Robert and Penny Fox Historic Costume Collection (FHCC) of the
Antoinette Westphal College of Media Arts & Design
During this fascinating decade, designers, retailers and manufacturers offered a wide assortment of garments that reflected the rapid pace and shifting demands of modern life. The special exhibition will feature approximately 40 garments from influential designers such as Gabrielle “Coco” Chanel, Madeleine Vionnet, Paul Poiret, Jean Patou, and for the true connoisseurs, Callot Soeurs. These garments will be accompanied by a selection of related accessories, illustrations and photographs.

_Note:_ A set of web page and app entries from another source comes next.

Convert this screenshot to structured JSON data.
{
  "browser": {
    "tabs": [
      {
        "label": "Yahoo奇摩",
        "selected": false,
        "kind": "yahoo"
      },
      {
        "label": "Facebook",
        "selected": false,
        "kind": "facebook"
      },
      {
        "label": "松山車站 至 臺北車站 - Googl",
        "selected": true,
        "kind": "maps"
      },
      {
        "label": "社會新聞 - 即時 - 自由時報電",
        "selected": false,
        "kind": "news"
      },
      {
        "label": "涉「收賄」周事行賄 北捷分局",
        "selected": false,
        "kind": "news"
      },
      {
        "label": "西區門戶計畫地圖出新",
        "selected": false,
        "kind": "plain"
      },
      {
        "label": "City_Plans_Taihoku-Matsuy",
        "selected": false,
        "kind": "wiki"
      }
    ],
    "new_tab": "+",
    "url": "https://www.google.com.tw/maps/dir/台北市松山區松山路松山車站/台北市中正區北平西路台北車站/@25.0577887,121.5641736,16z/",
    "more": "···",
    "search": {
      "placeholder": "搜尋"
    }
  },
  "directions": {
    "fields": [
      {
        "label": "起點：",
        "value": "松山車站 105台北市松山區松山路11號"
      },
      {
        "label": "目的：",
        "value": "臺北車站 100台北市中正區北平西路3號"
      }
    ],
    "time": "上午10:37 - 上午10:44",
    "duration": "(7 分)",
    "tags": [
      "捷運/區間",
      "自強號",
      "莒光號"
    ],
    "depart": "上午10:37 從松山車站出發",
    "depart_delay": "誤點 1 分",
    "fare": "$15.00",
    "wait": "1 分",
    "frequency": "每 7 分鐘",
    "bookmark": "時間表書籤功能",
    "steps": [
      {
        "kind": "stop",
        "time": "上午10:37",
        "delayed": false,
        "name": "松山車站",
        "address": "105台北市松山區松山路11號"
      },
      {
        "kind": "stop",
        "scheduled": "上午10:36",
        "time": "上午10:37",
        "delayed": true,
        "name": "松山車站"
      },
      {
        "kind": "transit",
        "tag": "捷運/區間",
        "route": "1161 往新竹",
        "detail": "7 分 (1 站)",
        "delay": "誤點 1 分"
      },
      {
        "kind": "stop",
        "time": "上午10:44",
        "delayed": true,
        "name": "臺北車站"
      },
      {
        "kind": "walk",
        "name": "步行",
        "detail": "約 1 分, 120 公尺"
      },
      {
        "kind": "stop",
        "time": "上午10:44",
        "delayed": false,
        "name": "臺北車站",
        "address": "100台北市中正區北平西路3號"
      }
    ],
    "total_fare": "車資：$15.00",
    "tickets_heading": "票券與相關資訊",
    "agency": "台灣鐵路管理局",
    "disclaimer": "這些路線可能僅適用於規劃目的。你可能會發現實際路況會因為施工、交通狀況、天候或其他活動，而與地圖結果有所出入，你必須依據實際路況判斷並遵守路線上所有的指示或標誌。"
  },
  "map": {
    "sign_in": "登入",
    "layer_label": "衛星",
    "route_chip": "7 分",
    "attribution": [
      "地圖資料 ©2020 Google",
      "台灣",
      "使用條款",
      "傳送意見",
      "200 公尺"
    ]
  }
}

“In 1924, Jean Patou launched a campaign to hire four American models for his Parisian couture house, and while he was careful to stress ‘the exquisite desirability of both the rounded French Venus and the slender American Diana,’ his search reflected a growing tension between the adherence to couture tradition and the adoption of styles based on active sportswear,” said Clare Sauro, director of the Fox Historic Costume Collection and assistant professor in Westphal College. “Patou recognized that youth was driving fashion trends and shrewdly capitalized on this market.”
Teal and green silk satin evening dress with polychrome embroidery. Callot Soeurs, France, circa 1924; gift of Alexander J. Cassatt
The younger generation's detached enthusiasm for all things modern was a collective manifestation of grief after the First World War (1914-1918) and the 1918 Influenza Pandemic (1918-1920). Determined to "burn the candle at both ends," young people embraced dancing, smoking, drinking, gambling and sports, in a flurry of exuberance dubbed the “Jazz Age.” This period saw the emergence of the flappers, a group of young women determined to live their lives as freely as their male counterparts. Although the flappers were controversial at the time, they remain a potent image of feminine beauty and freedom that resonates to this day.
“Venus and Diana: Fashioning the Jazz Age, will go beyond the flapper to present an in-depth view of women’s fashions during this revolutionary decade,” Sauro said.
Edward Molyneux Cloche. France/USA, circa 1928; FHCC
The FHCC, heralded as a “world-class collection of fashion and textiles” by The Wall Street Journal, has grown exponentially in the last decade. Drexel founder and philanthropist Anthony J. Drexel believed that the study of art and design was essential to a well-rounded education and specifically set aside significant funds for the purchase of art and artifacts.
The FHCC includes a custom-built 1,100 square-foot gallery space, designed by Atkin Olshin Schade, which hosts two exhibitions of historic dress annually. The FHCC also houses Drexel’s James G. Galanos Archive and the James G. Galanos study room, which accommodates students and researchers. The collection contains works by many of the most celebrated designers of the past, such as Gabrielle “Coco” Chanel, Christian Dior, Charles James and Elsa Schiaparelli.
The FHCC Gallery is open to the public Monday through Friday 9 a.m.– 3 p.m. in the URBN Center (3501 Market St.) while Drexel remains open. On Thursday, Nov. 4, more information about the exhibition will be available at www.venusanddiana.com.